The relevant statements were as follows:

(1) a union representative's statement, made in response to a question by a contractor as to what would happen if he did not replace a non-union subcontractor, "Just don't act like a school kid. You know what I'm talking about."

(2) A union representative's statement to a union subcontractor not to go to the job site because the job was stopped.

(3) A union representative's statement to a second union subcontractor that "we are going to have to stop the job" and instruction to take the men to another job.

After the last two statements, the subcontractors left the job sites.

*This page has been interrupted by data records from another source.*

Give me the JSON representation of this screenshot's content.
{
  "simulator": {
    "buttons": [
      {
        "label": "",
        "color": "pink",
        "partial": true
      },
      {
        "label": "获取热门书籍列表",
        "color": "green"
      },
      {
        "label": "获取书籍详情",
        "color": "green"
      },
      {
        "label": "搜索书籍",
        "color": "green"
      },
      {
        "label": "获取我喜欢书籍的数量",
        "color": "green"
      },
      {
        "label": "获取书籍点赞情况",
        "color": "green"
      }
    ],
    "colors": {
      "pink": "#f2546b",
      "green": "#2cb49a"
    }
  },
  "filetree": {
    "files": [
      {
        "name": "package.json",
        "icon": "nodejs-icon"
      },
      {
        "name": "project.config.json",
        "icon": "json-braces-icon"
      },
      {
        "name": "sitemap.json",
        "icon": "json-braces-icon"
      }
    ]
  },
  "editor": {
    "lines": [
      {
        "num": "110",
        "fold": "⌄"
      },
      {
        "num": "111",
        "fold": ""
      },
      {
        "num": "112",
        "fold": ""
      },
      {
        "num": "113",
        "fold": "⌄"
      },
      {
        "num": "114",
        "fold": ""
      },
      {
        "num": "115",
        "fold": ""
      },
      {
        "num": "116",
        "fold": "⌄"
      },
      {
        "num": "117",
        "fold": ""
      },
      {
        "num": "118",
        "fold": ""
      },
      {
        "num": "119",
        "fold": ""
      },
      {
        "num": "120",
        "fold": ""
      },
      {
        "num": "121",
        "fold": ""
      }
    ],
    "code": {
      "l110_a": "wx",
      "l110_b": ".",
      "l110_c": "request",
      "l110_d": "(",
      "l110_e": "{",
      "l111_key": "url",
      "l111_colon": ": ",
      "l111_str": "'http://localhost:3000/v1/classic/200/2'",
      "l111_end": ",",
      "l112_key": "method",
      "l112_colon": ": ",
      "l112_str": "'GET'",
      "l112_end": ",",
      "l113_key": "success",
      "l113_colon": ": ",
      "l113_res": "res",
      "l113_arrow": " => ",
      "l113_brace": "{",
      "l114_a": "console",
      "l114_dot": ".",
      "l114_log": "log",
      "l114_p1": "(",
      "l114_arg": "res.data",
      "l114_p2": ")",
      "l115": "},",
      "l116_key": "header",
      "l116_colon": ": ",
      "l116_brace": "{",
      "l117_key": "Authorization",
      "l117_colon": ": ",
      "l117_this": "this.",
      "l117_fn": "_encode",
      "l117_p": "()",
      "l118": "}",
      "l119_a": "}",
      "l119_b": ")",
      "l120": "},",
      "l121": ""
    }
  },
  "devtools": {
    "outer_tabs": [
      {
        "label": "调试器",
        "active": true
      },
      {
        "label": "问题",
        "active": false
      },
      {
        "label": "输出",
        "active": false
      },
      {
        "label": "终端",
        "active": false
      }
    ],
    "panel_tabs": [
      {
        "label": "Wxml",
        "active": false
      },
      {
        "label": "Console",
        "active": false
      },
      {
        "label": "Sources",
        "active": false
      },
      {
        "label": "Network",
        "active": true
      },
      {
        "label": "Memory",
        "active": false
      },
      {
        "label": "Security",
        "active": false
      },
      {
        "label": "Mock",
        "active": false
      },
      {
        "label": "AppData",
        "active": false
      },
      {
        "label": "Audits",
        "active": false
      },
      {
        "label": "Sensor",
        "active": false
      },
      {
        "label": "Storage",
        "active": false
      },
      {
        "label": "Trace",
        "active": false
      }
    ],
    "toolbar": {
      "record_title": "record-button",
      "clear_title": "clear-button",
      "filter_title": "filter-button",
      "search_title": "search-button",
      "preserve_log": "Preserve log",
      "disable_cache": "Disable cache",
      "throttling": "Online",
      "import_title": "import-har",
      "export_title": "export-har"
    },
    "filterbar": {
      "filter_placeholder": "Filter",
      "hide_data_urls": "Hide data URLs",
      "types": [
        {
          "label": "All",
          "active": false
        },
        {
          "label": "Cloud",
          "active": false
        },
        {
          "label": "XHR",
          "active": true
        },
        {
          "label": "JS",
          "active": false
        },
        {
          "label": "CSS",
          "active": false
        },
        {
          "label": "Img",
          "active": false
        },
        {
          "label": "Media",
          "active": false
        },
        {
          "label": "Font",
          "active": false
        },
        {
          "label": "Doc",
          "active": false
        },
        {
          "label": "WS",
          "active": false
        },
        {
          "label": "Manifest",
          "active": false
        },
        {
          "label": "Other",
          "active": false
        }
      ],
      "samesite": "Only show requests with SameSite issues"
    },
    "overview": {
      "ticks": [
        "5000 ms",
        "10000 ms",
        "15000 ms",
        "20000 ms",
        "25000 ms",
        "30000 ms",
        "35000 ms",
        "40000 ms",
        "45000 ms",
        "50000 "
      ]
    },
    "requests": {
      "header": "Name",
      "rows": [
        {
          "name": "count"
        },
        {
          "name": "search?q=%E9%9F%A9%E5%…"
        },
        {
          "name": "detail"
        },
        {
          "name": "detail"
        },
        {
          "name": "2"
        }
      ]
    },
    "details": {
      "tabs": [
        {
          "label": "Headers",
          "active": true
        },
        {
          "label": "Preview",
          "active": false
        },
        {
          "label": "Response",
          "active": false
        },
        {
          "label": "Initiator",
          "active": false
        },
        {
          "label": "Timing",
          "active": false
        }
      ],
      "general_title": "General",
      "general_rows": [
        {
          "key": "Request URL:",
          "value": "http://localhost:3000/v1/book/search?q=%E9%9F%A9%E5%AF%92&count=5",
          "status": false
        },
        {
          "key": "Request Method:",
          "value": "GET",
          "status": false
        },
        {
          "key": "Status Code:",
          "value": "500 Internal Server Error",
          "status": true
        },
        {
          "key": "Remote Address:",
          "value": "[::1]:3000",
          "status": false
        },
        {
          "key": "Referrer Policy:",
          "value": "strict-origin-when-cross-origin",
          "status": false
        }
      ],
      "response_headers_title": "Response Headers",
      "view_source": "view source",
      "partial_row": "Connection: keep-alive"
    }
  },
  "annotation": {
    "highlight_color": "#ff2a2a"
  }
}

Our citation of the district court opinion in Ozark Interiors implies no disagreement with the decision of the Eighth Circuit that under the particular facts there summary judgment for the union was improper


We recognize that the fact that the Unions apparently had little (if any) interest in the substance of SB 361 militates somewhat in favor of Brown & Root's argument for application of the sham exception. However, we decline to give this one factor controlling significance, particularly as the Unions did not procure the introduction of SB 361 and never supported it, and there is no showing that they even impliedly solicited Cajun's approach to them or previously withheld taking a position on SB 361 in order to put Cajun in the position of having to come to them. Moreover, the Unions were influential in, and apparently needed by Cajun for, the defeat of SB 361, and the defeat of SB 361 was a benefit to Cajun